→ Task:
The answer must consist of every line below containing "icon".
======== Data to process ========
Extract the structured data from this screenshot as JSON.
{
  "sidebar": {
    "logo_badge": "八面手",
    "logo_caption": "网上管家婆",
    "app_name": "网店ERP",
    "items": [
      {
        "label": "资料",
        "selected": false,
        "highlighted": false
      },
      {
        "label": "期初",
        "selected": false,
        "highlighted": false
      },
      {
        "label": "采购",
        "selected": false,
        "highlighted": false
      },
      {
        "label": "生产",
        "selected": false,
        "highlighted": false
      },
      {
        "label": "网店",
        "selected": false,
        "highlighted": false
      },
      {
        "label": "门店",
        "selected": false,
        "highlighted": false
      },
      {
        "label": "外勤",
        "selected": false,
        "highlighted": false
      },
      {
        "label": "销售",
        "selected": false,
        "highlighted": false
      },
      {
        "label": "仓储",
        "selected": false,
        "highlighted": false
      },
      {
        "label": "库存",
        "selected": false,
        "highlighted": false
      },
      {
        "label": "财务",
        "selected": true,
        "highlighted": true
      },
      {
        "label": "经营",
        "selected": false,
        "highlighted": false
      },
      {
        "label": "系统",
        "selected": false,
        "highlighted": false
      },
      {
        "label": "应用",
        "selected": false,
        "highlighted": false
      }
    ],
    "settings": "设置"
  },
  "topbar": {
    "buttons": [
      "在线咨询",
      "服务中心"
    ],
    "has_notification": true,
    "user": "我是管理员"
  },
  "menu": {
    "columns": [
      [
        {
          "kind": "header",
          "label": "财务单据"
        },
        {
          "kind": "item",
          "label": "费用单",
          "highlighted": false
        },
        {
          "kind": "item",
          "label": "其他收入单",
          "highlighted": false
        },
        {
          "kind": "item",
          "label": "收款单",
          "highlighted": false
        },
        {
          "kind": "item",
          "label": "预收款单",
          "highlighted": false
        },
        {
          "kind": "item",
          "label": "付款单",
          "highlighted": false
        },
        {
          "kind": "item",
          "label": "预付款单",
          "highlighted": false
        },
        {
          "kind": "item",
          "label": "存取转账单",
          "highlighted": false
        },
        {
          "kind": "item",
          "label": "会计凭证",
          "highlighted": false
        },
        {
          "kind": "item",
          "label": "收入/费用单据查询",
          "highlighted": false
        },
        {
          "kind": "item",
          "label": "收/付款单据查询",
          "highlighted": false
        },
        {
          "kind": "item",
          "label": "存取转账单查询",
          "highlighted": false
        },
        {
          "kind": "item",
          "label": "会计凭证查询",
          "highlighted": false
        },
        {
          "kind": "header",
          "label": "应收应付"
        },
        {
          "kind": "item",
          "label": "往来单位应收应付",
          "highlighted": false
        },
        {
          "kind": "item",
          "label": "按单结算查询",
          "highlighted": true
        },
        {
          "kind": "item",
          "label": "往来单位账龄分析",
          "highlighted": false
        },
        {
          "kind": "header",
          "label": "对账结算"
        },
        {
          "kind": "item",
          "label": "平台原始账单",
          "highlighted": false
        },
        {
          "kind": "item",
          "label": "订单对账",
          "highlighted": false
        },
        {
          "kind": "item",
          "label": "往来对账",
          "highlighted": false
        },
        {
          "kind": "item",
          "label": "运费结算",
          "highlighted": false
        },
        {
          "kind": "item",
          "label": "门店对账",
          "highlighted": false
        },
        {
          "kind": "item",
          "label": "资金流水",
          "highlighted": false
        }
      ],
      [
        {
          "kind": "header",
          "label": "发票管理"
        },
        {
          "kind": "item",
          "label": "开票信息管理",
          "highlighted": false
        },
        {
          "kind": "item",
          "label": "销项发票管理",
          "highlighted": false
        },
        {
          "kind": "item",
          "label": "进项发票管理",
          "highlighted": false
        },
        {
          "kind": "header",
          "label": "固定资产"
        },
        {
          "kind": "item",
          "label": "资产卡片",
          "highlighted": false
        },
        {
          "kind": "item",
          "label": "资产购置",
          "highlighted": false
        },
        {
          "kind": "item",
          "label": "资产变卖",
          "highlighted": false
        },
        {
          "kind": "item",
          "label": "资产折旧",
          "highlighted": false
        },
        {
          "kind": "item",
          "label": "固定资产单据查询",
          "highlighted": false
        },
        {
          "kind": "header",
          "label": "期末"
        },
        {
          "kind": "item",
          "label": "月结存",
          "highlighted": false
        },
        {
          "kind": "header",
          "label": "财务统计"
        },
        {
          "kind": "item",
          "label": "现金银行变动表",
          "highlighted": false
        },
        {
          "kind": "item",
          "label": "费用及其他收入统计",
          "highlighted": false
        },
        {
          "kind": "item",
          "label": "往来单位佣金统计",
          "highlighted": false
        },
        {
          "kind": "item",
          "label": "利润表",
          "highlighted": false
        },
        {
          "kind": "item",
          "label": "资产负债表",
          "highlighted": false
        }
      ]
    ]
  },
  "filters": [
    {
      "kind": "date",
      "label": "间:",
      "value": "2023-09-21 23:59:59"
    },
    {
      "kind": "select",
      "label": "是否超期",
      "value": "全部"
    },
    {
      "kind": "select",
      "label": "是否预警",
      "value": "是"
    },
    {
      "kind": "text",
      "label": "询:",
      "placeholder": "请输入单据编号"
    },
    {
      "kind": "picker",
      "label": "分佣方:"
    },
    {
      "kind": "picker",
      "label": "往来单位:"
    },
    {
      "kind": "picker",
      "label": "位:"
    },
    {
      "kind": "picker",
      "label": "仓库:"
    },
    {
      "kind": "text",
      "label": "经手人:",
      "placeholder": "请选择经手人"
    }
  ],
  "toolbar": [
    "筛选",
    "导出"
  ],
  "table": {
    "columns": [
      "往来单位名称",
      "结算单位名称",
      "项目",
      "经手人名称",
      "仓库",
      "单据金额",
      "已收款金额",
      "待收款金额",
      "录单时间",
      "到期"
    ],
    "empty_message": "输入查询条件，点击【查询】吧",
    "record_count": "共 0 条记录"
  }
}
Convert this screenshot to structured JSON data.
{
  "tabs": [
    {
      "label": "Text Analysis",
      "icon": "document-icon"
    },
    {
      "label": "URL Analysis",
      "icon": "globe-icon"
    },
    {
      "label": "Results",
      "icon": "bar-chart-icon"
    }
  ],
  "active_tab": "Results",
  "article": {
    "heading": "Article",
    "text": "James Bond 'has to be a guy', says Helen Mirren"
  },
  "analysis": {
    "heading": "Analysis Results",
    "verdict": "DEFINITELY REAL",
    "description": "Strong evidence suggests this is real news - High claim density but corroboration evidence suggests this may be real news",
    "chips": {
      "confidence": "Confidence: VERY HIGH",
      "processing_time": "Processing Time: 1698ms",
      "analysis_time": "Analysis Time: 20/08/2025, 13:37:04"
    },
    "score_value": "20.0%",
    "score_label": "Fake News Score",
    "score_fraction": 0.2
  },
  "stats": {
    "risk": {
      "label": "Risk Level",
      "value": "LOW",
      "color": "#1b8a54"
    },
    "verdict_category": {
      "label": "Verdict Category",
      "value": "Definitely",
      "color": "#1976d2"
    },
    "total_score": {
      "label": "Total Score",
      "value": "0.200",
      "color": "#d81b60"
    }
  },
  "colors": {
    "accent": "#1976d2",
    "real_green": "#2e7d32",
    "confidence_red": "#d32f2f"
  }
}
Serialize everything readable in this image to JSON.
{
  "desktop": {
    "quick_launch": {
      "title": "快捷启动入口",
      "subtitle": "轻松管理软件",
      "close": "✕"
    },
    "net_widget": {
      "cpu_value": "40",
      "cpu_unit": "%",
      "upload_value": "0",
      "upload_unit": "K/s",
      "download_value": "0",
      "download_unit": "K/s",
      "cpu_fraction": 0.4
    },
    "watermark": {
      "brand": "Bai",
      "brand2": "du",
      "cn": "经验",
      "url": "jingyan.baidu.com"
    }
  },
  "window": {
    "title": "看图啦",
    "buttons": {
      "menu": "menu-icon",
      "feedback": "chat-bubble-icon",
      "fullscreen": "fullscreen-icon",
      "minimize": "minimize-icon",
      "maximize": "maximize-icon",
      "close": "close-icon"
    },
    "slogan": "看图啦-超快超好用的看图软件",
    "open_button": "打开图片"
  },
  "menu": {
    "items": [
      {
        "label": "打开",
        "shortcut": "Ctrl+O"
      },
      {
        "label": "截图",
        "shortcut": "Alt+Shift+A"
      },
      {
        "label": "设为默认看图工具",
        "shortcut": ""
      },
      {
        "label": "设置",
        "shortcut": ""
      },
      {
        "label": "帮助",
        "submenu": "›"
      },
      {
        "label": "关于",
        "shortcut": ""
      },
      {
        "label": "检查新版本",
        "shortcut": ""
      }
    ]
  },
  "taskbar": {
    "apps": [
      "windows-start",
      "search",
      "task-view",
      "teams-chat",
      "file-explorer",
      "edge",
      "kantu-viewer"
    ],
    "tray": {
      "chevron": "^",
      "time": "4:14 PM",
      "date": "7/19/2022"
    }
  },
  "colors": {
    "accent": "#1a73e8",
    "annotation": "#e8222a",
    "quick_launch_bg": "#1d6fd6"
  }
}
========
→ Exercise result:
      "icon": "document-icon"
      "icon": "globe-icon"
      "icon": "bar-chart-icon"
      "menu": "menu-icon",
      "feedback": "chat-bubble-icon",
      "fullscreen": "fullscreen-icon",
      "minimize": "minimize-icon",
      "maximize": "maximize-icon",
      "close": "close-icon"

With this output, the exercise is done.